It is important to remember that as you age, your cognitive abilities may begin to decline, which should be taken into account in your portfolios. That means portfolios that include stocks, bonds and mutual funds may no longer be appropriate. Many family members are aware of this but are afraid to talk to their loved ones about such a sensitive topic. Many investors want to protect their nest egg against market risks, but when they look at the interest rates provided by banks, they don’t see any choice.
Major financial institutions recognize this and have created plans that protect against market losses, but still provide an opportunity for higher returns without risking a customer’s principal.
When it comes to planning for your retirement, you can never be too prepared. As you plan, sit down with your financial advisor and think about what steps you can take to protect your finances. You may find that the current plans you have need to be changed.
In addition to talking to your financial adviser, it is important to talk to your family and plan your finances if you have a cognitive disability.
What is your family’s plan?
Here are some important topics you’ll want to discuss as you create your plan:
Appointment and power of attorney. This individual will be responsible for making all financial and legal decisions for you if you are unable to do so. This person should be someone you trust and who has your best interests at heart.
Create a living will. This legal document clearly outlines the medical treatment you will receive if you are unable to make that decision for yourself. You can also appoint someone to make medical decisions for you if you become incapacitated.
Discuss long-term care. It is important to know the plans for long-term care. If you suffer from Alzheimer’s or dementia, you will need round-the-clock care. You and your family should discuss living arrangements and care options if that happens.
Will you live with your children so they can take care of you, or will you live in a nursing home? If you decide that a nursing home is best, it’s also important to discuss how it will be paid for.
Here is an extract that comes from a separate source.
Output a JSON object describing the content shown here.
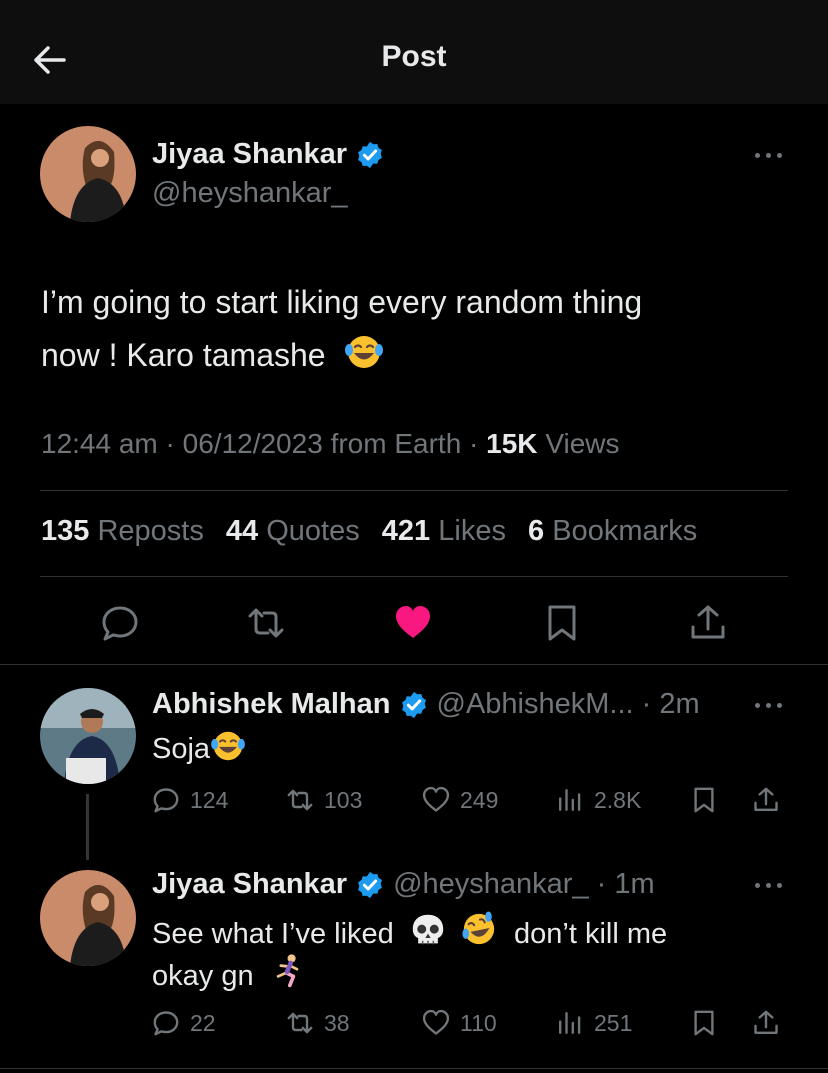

Create a plan for your estate. Use this time to determine how your wealth and assets will be distributed after your death. This will ensure that your wishes are followed and save your family from scrambling to make last minute decisions about your estate.
These conversations are definitely not easy or fun to have, but they are important. Life is unpredictable, and some things are out of your control, but making a plan for yourself and being prepared is something you can control. Make sure to take advantage of it while you can.
This article was written and presents the views of our contributing advisor, not the Kiplinger editorial staff. You can check advisor records using DECLARED by SEC or with FINRA.